> [Supplied data]:
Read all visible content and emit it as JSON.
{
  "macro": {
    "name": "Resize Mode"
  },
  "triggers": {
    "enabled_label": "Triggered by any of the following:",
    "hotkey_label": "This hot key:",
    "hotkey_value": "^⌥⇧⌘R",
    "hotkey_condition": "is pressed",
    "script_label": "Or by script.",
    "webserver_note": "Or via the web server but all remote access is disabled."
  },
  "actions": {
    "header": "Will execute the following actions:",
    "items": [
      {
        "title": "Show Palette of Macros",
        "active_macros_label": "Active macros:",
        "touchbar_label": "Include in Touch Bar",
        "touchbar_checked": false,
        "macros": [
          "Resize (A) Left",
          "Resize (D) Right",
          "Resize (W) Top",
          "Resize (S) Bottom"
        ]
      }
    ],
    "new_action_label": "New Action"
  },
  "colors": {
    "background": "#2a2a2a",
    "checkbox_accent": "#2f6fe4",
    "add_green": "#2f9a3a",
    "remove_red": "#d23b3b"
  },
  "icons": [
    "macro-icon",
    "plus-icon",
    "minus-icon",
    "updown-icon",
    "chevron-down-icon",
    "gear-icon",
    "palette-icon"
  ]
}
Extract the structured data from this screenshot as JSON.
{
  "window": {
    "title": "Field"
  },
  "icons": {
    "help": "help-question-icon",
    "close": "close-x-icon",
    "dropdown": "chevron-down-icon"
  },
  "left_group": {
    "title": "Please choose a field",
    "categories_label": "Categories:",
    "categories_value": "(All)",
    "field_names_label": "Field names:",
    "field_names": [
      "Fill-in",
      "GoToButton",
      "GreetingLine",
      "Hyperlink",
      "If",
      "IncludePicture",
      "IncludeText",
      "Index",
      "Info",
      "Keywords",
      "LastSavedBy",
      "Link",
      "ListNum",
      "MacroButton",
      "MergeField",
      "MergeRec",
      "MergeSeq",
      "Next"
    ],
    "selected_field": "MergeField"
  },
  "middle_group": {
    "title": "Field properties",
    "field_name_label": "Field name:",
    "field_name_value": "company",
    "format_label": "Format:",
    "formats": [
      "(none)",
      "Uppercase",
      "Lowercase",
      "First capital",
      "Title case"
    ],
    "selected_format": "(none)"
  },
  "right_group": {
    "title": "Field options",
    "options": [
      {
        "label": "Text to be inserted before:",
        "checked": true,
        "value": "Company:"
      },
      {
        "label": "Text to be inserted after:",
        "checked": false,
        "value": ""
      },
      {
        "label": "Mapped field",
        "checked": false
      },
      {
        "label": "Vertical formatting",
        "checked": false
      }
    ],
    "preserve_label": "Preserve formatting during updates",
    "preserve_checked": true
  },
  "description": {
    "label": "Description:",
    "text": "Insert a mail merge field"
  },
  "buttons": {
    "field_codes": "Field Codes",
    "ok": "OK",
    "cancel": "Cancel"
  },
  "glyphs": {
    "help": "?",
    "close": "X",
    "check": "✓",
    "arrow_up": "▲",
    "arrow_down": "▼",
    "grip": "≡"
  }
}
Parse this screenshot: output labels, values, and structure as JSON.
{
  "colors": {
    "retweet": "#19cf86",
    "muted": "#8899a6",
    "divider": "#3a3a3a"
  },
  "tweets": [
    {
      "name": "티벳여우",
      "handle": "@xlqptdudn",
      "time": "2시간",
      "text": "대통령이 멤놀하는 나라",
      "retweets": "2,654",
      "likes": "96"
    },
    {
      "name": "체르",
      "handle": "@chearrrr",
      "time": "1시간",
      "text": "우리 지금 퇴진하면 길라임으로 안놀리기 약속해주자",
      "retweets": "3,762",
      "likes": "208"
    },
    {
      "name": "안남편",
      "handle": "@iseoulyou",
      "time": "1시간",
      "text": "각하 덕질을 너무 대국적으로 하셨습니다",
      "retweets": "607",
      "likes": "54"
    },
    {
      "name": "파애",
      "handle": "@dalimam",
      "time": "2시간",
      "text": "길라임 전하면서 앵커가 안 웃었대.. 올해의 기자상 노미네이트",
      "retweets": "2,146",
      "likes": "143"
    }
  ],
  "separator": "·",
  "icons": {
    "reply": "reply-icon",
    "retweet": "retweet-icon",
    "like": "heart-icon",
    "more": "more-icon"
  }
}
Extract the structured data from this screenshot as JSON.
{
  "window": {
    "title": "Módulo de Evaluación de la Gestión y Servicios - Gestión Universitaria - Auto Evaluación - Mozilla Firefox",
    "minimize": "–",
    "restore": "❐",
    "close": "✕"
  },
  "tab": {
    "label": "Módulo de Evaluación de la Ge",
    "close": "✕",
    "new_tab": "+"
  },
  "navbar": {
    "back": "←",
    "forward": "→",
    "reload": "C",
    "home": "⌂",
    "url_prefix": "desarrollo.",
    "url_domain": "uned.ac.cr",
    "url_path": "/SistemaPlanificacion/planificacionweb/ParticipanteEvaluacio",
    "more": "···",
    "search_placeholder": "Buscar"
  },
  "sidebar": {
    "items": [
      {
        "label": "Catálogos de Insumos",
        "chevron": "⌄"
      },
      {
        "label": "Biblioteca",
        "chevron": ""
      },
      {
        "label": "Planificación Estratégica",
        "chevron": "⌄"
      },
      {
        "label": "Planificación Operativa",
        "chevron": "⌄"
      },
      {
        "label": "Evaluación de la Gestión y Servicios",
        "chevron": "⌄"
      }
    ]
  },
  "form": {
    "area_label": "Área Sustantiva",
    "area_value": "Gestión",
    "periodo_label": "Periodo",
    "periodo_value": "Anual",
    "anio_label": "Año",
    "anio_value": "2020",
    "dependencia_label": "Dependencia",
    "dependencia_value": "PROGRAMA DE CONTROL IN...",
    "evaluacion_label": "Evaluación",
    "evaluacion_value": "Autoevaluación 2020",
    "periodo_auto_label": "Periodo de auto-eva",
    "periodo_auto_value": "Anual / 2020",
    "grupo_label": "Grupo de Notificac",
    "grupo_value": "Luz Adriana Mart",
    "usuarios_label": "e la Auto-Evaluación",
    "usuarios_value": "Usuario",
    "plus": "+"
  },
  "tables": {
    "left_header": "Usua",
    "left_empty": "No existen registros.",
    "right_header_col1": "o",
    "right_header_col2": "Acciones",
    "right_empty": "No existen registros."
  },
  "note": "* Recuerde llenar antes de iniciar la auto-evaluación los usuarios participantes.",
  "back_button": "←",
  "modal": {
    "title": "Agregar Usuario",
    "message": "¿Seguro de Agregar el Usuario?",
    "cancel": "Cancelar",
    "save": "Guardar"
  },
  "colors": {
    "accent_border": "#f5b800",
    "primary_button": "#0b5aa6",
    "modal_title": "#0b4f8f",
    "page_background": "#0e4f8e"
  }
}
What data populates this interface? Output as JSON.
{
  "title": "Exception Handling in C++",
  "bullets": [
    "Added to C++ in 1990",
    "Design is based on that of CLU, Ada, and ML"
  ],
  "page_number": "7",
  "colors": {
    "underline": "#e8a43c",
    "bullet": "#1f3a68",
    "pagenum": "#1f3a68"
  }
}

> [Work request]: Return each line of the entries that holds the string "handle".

> [Answer space]:
      "handle": "@xlqptdudn",
      "handle": "@chearrrr",
      "handle": "@iseoulyou",
      "handle": "@dalimam",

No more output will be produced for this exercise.